Page 175 - Let every nation know, whether it wishes us well or ill, that we shall pay any price, bear any burden, meet any hardship, support any friend, oppose any foe to assure the survival and the success of liberty.
Page 175 - Let the word go forth from this time and place, to friend and foe alike, that the torch has been passed to a new generation of Americans, born in this century, tempered by war, disciplined by a hard and bitter peace, proud of our ancient heritage, and unwilling to witness or permit the slow undoing of those human rights to which this nation has always been committed, and to which we are committed today at home and around the world.
Page 180 - For while we cannot guarantee that we shall one day be first, we can guarantee that any failure to make this effort will make us last.
Page 22 - US there can be no permanent modus vivendi, that it is desirable and necessary that the internal harmony of our society be disrupted, our traditional way of life be destroyed, the international authority of our state be broken, if Soviet power is to be secure.
Page 23 - If you want war, nourish a doctrine. Doctrines are the most frightful tyrants to which men ever are subject, because doctrines get inside of a man's own reason and betray him against himself. Civilized men have done their fiercest fighting for doctrines. The reconquest of the Holy Sepulcher, "the balance of power,

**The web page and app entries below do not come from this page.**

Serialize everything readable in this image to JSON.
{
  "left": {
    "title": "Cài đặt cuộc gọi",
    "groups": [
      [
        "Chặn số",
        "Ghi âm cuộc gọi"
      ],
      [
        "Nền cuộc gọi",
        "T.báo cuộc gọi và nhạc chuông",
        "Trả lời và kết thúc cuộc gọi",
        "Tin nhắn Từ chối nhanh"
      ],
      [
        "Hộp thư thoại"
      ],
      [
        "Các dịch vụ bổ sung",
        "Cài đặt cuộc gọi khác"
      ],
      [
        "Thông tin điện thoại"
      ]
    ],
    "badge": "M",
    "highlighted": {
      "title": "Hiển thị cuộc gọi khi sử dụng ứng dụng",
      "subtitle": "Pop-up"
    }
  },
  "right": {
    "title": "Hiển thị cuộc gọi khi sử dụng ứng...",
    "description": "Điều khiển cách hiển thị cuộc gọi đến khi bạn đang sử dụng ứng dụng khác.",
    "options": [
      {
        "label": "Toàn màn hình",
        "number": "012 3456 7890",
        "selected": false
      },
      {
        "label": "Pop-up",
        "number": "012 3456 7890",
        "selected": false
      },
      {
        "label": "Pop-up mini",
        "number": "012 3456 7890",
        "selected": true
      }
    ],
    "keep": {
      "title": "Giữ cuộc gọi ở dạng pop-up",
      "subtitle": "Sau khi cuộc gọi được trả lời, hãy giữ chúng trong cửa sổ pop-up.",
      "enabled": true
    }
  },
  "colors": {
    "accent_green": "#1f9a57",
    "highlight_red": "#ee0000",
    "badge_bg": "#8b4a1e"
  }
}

Page 25 - It is necessary only to glance at a map to realize that the survival and integrity of the Greek nation are of grave importance in a much wider situation. If Greece should fall under the control of an armed minority, the effect upon its neighbor, Turkey, would be immediate and serious.